About this exercise – Copy every line of the data that contains the string "name".

(Entries taken from a collection)

#####

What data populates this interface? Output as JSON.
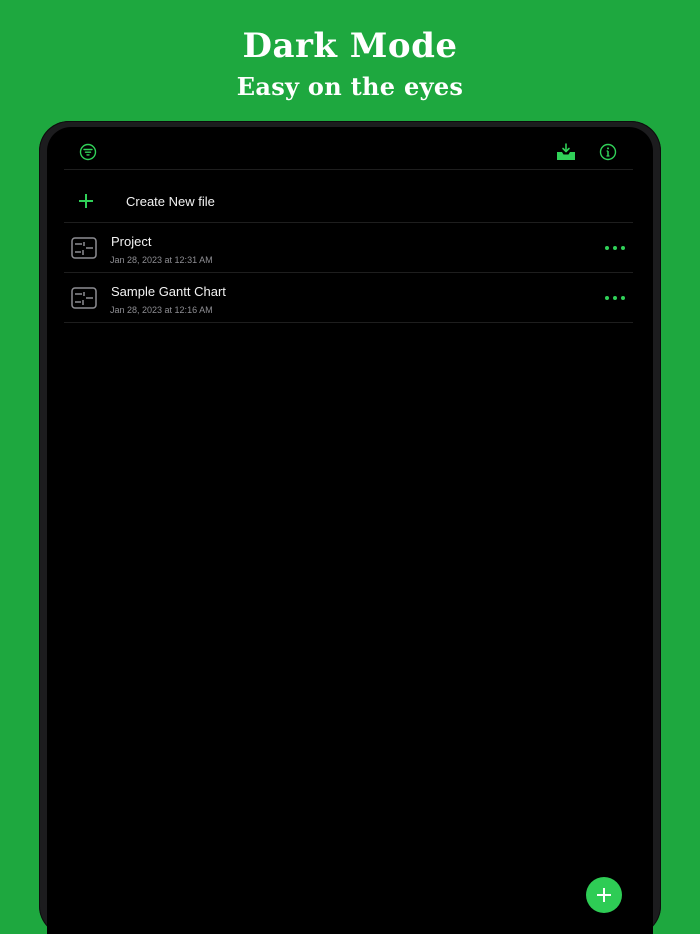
{
  "hero": {
    "title": "Dark Mode",
    "subtitle": "Easy on the eyes"
  },
  "colors": {
    "background": "#1ea83f",
    "accent": "#30d158",
    "screen": "#000000",
    "text_primary": "#f2f2f2",
    "text_secondary": "#8e8e93"
  },
  "toolbar": {
    "left_icons": [
      "filter-icon"
    ],
    "right_icons": [
      "download-tray-icon",
      "info-icon"
    ]
  },
  "create": {
    "icon": "plus-icon",
    "label": "Create New file"
  },
  "files": [
    {
      "icon": "gantt-file-icon",
      "name": "Project",
      "date": "Jan 28, 2023 at 12:31 AM",
      "menu_icon": "more-dots-icon"
    },
    {
      "icon": "gantt-file-icon",
      "name": "Sample Gantt Chart",
      "date": "Jan 28, 2023 at 12:16 AM",
      "menu_icon": "more-dots-icon"
    }
  ],
  "fab": {
    "icon": "plus-icon"
  }
}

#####

Reply –
      "name": "Project",
      "name": "Sample Gantt Chart",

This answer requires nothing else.